-- Opening Marker --

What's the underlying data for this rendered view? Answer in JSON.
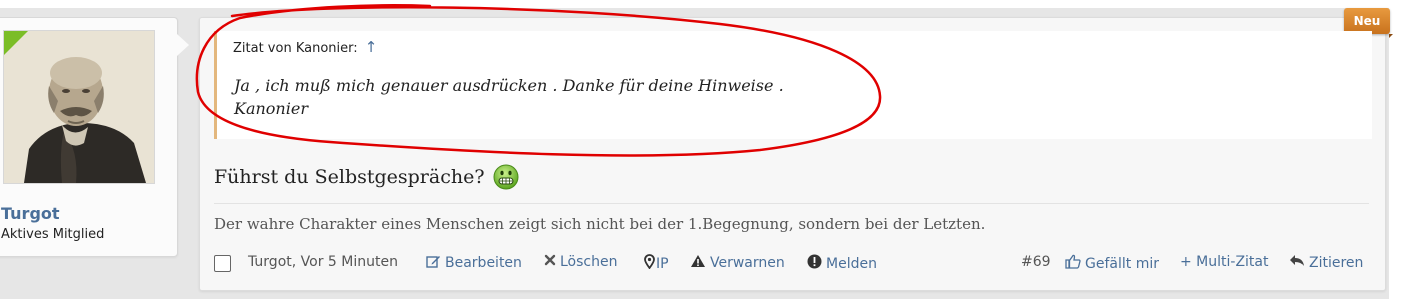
{
  "badge": {
    "label": "Neu"
  },
  "user": {
    "name": "Turgot",
    "title": "Aktives Mitglied"
  },
  "quote": {
    "header": "Zitat von Kanonier:",
    "jump_icon": "↑",
    "lines": [
      "Ja , ich muß mich genauer ausdrücken . Danke für deine Hinweise .",
      "Kanonier"
    ]
  },
  "post": {
    "text": "Führst du Selbstgespräche?",
    "signature": "Der wahre Charakter eines Menschen zeigt sich nicht bei der 1.Begegnung, sondern bei der Letzten."
  },
  "footer": {
    "author_time": "Turgot, Vor 5 Minuten",
    "edit": "Bearbeiten",
    "delete": "Löschen",
    "ip": "IP",
    "warn": "Verwarnen",
    "report": "Melden",
    "post_number": "#69",
    "like": "Gefällt mir",
    "multi_quote": "+ Multi-Zitat",
    "reply_quote": "Zitieren"
  },
  "icons": {
    "edit": "pencil-square-icon",
    "delete": "times-icon",
    "ip": "map-marker-icon",
    "warn": "warning-triangle-icon",
    "report": "exclamation-circle-icon",
    "like": "thumbs-up-icon",
    "quote": "reply-arrow-icon",
    "smiley": "grin-smiley-icon"
  },
  "colors": {
    "link": "#4a6f99",
    "badge": "#d3832a",
    "online": "#7bbd27",
    "quote_border": "#e3b77d",
    "annotation": "#e00000"
  }
}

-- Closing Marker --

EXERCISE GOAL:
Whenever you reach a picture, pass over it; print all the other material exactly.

SOLUTION:
What's the underlying data for this rendered view? Answer in JSON.
{
  "badge": {
    "label": "Neu"
  },
  "user": {
    "name": "Turgot",
    "title": "Aktives Mitglied"
  },
  "quote": {
    "header": "Zitat von Kanonier:",
    "jump_icon": "↑",
    "lines": [
      "Ja , ich muß mich genauer ausdrücken . Danke für deine Hinweise .",
      "Kanonier"
    ]
  },
  "post": {
    "text": "Führst du Selbstgespräche?",
    "signature": "Der wahre Charakter eines Menschen zeigt sich nicht bei der 1.Begegnung, sondern bei der Letzten."
  },
  "footer": {
    "author_time": "Turgot, Vor 5 Minuten",
    "edit": "Bearbeiten",
    "delete": "Löschen",
    "ip": "IP",
    "warn": "Verwarnen",
    "report": "Melden",
    "post_number": "#69",
    "like": "Gefällt mir",
    "multi_quote": "+ Multi-Zitat",
    "reply_quote": "Zitieren"
  },
  "icons": {
    "edit": "pencil-square-icon",
    "delete": "times-icon",
    "ip": "map-marker-icon",
    "warn": "warning-triangle-icon",
    "report": "exclamation-circle-icon",
    "like": "thumbs-up-icon",
    "quote": "reply-arrow-icon",
    "smiley": "grin-smiley-icon"
  },
  "colors": {
    "link": "#4a6f99",
    "badge": "#d3832a",
    "online": "#7bbd27",
    "quote_border": "#e3b77d",
    "annotation": "#e00000"
  }
}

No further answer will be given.